Goshen College students Greg Thiessen (Austin, Texas) and Peter Martin (Goshen, Indiana) worked with professor Dr. Andrew (Andy) Ammons in the Biology Department over the summer of 2010 in the annual Maple Scholars program. These students learned the basics of beekeeping and bee management, honey bee physiology and genomics, and the biology of alcohol exposure. Greg worked on a project exploring the physiology of ethanol tolerance in bees and Peter isolated and amplified honey bee genes that influence ethanol sensitivity using modern molecular techniques.
Honey bees are generally managed in man-made hives and located together in what is termed an apiary. In this image of the Goshen apiary, Greg (left) and Peter (right) prepare to inspect the hives. The bees build comb on wooden frames located in the hive. Young larvae and pupae, honey, and pollen are maintained in the cells of this comb. For these experiments, bee subspecies known as Carniolans and Italians were used.
To study ethanol tolerance, Greg and Peter designed a device known as an inebriometer (previously used in Drosophila research) in which bees elute through a tube through which ethanol vapor is flowing. The mean elution time (MET) of the bees indicates how sensitive the bees are to ethanol. To analyze the genetic data for this project, DNA was extracted and amplified through polymerase chain reaction (PCR) and the products were run through agarose gels.
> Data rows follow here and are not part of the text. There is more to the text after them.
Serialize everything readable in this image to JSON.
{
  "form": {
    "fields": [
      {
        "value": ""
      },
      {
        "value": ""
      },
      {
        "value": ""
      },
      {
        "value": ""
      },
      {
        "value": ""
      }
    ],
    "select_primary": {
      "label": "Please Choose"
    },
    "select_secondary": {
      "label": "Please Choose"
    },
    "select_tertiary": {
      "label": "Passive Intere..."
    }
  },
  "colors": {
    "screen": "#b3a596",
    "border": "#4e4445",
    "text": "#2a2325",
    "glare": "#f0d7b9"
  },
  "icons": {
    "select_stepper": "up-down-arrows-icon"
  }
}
In the course of this research, it is necessary to obtain day-old bees to be paint-marked and put back into the hive until they are older for further testing or sampling. To do this, frames are removed that contain brood about to emerge as adults. Frames would be placed in a frame cage and placed in a humidified incubator. Bees that emerge over the next day are one day old and brushed into a marking arena. These bees cannot sting or fly yet. Bees are painted with designated colors on their thoraces and returned to the hive. After a few days, Greg and Peter would open the hive, identify bees of a certain age, and collect them for experiments.
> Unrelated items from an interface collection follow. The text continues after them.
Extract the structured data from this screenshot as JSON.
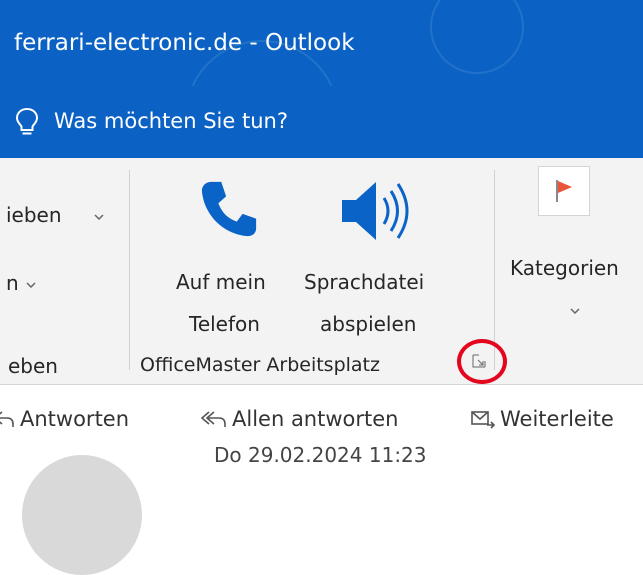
{
  "window": {
    "title": "ferrari-electronic.de  -  Outlook"
  },
  "tell_me": {
    "label": "Was möchten Sie tun?"
  },
  "ribbon": {
    "left_group": {
      "item1_label": "ieben",
      "item2_label": "n",
      "group_label": "eben"
    },
    "officemaster": {
      "call_label_line1": "Auf mein",
      "call_label_line2": "Telefon",
      "play_label_line1": "Sprachdatei",
      "play_label_line2": "abspielen",
      "group_label": "OfficeMaster Arbeitsplatz"
    },
    "tags": {
      "categorize_label": "Kategorien"
    }
  },
  "reading": {
    "reply_label": "Antworten",
    "reply_all_label": "Allen antworten",
    "forward_label": "Weiterleite",
    "date": "Do 29.02.2024 11:23"
  },
  "colors": {
    "accent": "#0b62c4",
    "highlight": "#e3061e",
    "icon_blue": "#0a64c8"
  }
}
A unique aspect of the social behavior of bees is swarming. When colonies become too large, half the colony and the old queen fly away to found a new colony. One of our colonies swarmed over the summer. In this video, the swarm was on a tree that we shook into a hive box. The queen must have fallen into the box, because the worker bees marched up into the colony. After giving the bees some time, we moved the swarm hive back to the apiary. The old colony retained a young daughter queen that had been prepared to take over from the old queen.